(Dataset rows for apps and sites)
· · · ·

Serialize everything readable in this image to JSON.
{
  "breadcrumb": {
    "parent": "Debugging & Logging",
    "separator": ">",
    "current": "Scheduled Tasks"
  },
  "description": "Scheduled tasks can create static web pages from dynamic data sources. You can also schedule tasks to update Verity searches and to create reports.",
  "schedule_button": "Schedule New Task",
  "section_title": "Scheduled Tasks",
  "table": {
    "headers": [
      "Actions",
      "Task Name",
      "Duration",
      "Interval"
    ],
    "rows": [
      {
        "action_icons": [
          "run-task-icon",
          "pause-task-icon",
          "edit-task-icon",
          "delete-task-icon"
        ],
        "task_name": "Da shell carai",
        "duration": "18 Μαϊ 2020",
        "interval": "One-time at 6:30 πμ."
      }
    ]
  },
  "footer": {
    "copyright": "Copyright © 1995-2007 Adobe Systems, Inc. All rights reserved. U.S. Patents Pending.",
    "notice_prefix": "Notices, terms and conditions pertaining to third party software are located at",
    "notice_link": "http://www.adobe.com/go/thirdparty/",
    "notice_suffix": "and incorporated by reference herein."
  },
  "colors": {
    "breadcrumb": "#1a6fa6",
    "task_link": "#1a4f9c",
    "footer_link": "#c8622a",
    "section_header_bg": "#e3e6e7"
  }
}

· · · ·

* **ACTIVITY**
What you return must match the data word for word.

* **FINISHED EXERCISE**
Serialize everything readable in this image to JSON.
{
  "breadcrumb": {
    "parent": "Debugging & Logging",
    "separator": ">",
    "current": "Scheduled Tasks"
  },
  "description": "Scheduled tasks can create static web pages from dynamic data sources. You can also schedule tasks to update Verity searches and to create reports.",
  "schedule_button": "Schedule New Task",
  "section_title": "Scheduled Tasks",
  "table": {
    "headers": [
      "Actions",
      "Task Name",
      "Duration",
      "Interval"
    ],
    "rows": [
      {
        "action_icons": [
          "run-task-icon",
          "pause-task-icon",
          "edit-task-icon",
          "delete-task-icon"
        ],
        "task_name": "Da shell carai",
        "duration": "18 Μαϊ 2020",
        "interval": "One-time at 6:30 πμ."
      }
    ]
  },
  "footer": {
    "copyright": "Copyright © 1995-2007 Adobe Systems, Inc. All rights reserved. U.S. Patents Pending.",
    "notice_prefix": "Notices, terms and conditions pertaining to third party software are located at",
    "notice_link": "http://www.adobe.com/go/thirdparty/",
    "notice_suffix": "and incorporated by reference herein."
  },
  "colors": {
    "breadcrumb": "#1a6fa6",
    "task_link": "#1a4f9c",
    "footer_link": "#c8622a",
    "section_header_bg": "#e3e6e7"
  }
}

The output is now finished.